EXERCISE:
Repeat the listing exactly. The images do not belong in the copy.

DATA EXTRACTS:
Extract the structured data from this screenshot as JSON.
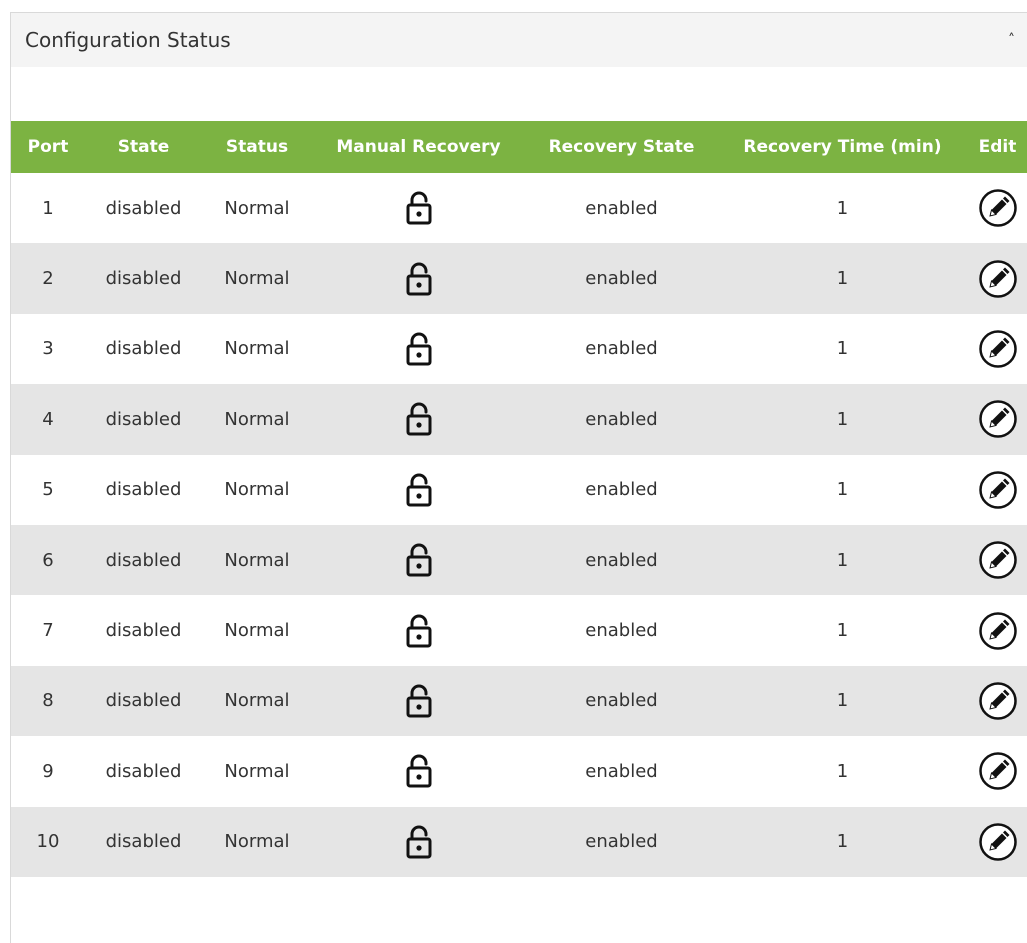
{
  "panel": {
    "title": "Configuration Status",
    "collapse_icon": "chevron-up-icon"
  },
  "table": {
    "headers": [
      "Port",
      "State",
      "Status",
      "Manual Recovery",
      "Recovery State",
      "Recovery Time (min)",
      "Edit"
    ],
    "header_color": "#7cb342",
    "stripe_color": "#e5e5e5",
    "manual_recovery_icon": "unlock-icon",
    "edit_icon": "pencil-icon",
    "rows": [
      {
        "port": "1",
        "state": "disabled",
        "status": "Normal",
        "recovery_state": "enabled",
        "recovery_time": "1"
      },
      {
        "port": "2",
        "state": "disabled",
        "status": "Normal",
        "recovery_state": "enabled",
        "recovery_time": "1"
      },
      {
        "port": "3",
        "state": "disabled",
        "status": "Normal",
        "recovery_state": "enabled",
        "recovery_time": "1"
      },
      {
        "port": "4",
        "state": "disabled",
        "status": "Normal",
        "recovery_state": "enabled",
        "recovery_time": "1"
      },
      {
        "port": "5",
        "state": "disabled",
        "status": "Normal",
        "recovery_state": "enabled",
        "recovery_time": "1"
      },
      {
        "port": "6",
        "state": "disabled",
        "status": "Normal",
        "recovery_state": "enabled",
        "recovery_time": "1"
      },
      {
        "port": "7",
        "state": "disabled",
        "status": "Normal",
        "recovery_state": "enabled",
        "recovery_time": "1"
      },
      {
        "port": "8",
        "state": "disabled",
        "status": "Normal",
        "recovery_state": "enabled",
        "recovery_time": "1"
      },
      {
        "port": "9",
        "state": "disabled",
        "status": "Normal",
        "recovery_state": "enabled",
        "recovery_time": "1"
      },
      {
        "port": "10",
        "state": "disabled",
        "status": "Normal",
        "recovery_state": "enabled",
        "recovery_time": "1"
      }
    ]
  }
}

SOLUTION TO THE PROBLEM:
Extract the structured data from this screenshot as JSON.
{
  "panel": {
    "title": "Configuration Status",
    "collapse_icon": "chevron-up-icon"
  },
  "table": {
    "headers": [
      "Port",
      "State",
      "Status",
      "Manual Recovery",
      "Recovery State",
      "Recovery Time (min)",
      "Edit"
    ],
    "header_color": "#7cb342",
    "stripe_color": "#e5e5e5",
    "manual_recovery_icon": "unlock-icon",
    "edit_icon": "pencil-icon",
    "rows": [
      {
        "port": "1",
        "state": "disabled",
        "status": "Normal",
        "recovery_state": "enabled",
        "recovery_time": "1"
      },
      {
        "port": "2",
        "state": "disabled",
        "status": "Normal",
        "recovery_state": "enabled",
        "recovery_time": "1"
      },
      {
        "port": "3",
        "state": "disabled",
        "status": "Normal",
        "recovery_state": "enabled",
        "recovery_time": "1"
      },
      {
        "port": "4",
        "state": "disabled",
        "status": "Normal",
        "recovery_state": "enabled",
        "recovery_time": "1"
      },
      {
        "port": "5",
        "state": "disabled",
        "status": "Normal",
        "recovery_state": "enabled",
        "recovery_time": "1"
      },
      {
        "port": "6",
        "state": "disabled",
        "status": "Normal",
        "recovery_state": "enabled",
        "recovery_time": "1"
      },
      {
        "port": "7",
        "state": "disabled",
        "status": "Normal",
        "recovery_state": "enabled",
        "recovery_time": "1"
      },
      {
        "port": "8",
        "state": "disabled",
        "status": "Normal",
        "recovery_state": "enabled",
        "recovery_time": "1"
      },
      {
        "port": "9",
        "state": "disabled",
        "status": "Normal",
        "recovery_state": "enabled",
        "recovery_time": "1"
      },
      {
        "port": "10",
        "state": "disabled",
        "status": "Normal",
        "recovery_state": "enabled",
        "recovery_time": "1"
      }
    ]
  }
}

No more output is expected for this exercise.